Saved data entries:

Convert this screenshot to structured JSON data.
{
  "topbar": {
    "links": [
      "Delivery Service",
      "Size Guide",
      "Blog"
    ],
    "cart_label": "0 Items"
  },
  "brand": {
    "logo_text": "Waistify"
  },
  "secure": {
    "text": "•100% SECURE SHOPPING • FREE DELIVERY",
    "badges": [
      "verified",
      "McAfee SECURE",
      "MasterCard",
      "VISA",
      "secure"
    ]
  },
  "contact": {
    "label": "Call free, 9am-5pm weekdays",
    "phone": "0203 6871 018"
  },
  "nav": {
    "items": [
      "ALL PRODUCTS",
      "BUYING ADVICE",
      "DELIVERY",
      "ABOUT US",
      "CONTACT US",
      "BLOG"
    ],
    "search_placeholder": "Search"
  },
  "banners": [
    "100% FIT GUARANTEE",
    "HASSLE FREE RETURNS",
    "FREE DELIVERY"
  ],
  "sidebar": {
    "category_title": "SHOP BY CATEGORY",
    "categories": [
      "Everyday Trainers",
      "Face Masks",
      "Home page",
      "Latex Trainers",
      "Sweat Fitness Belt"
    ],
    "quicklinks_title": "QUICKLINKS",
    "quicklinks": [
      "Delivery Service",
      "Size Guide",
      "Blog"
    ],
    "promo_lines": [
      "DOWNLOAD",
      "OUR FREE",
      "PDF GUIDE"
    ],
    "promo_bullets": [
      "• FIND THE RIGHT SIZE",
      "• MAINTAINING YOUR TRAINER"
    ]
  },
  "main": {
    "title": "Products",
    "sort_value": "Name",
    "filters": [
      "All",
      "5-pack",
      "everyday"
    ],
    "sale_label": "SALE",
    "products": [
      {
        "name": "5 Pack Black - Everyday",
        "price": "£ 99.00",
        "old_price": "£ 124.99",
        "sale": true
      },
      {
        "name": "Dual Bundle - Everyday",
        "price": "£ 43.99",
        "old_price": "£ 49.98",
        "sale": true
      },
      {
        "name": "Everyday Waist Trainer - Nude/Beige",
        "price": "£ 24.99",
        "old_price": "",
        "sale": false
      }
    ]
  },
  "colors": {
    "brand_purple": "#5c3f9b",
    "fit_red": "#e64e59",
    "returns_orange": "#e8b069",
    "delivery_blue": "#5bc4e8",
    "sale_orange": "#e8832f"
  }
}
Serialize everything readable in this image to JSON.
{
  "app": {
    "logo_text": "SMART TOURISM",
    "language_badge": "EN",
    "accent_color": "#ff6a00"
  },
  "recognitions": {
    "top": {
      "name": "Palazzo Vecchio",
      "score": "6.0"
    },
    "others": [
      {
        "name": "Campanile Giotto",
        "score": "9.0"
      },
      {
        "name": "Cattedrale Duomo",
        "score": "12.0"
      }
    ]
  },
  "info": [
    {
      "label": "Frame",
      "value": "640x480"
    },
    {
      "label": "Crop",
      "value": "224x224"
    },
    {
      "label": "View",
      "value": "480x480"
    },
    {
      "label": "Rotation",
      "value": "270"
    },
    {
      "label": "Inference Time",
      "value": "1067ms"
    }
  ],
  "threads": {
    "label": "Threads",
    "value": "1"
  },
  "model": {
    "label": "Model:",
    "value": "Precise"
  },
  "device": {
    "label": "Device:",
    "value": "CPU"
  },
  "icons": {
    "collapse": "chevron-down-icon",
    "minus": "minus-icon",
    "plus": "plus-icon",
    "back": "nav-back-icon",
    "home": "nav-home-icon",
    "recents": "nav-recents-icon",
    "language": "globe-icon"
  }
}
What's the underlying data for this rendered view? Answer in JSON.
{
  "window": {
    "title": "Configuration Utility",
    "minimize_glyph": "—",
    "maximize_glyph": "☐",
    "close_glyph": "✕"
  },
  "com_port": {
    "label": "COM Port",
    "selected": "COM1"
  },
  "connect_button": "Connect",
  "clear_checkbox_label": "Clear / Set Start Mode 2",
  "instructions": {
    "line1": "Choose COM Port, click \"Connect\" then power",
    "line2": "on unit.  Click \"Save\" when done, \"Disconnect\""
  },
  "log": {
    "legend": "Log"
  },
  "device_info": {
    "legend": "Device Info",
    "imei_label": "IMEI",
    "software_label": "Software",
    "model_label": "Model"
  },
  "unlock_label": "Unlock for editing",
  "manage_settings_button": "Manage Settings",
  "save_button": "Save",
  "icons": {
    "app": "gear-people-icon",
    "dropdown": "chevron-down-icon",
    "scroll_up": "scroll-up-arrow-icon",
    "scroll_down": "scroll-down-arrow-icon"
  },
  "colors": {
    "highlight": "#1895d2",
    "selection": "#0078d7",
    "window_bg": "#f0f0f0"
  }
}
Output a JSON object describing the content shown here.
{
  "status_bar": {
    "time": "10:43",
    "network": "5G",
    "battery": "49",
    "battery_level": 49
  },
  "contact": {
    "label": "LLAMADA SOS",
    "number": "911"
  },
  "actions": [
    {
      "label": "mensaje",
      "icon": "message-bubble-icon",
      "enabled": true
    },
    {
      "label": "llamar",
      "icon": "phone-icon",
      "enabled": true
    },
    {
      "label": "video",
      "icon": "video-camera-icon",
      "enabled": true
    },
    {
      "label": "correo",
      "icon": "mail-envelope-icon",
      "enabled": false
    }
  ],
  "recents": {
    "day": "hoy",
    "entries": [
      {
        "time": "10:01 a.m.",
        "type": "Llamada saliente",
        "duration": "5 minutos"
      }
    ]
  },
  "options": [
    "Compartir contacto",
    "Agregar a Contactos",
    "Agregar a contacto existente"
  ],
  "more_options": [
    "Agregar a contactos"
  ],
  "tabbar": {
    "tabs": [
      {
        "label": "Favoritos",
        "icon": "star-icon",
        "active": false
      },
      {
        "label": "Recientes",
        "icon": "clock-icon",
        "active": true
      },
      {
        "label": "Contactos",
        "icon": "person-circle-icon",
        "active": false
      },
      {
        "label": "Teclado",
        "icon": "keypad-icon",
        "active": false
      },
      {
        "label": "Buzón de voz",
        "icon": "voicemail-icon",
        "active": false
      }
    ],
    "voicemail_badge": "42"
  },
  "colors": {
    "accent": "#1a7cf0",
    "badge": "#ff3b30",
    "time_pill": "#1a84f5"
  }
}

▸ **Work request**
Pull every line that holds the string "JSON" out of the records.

▸ **Answer space**
Convert this screenshot to structured JSON data.
Serialize everything readable in this image to JSON.
What's the underlying data for this rendered view? Answer in JSON.
Output a JSON object describing the content shown here.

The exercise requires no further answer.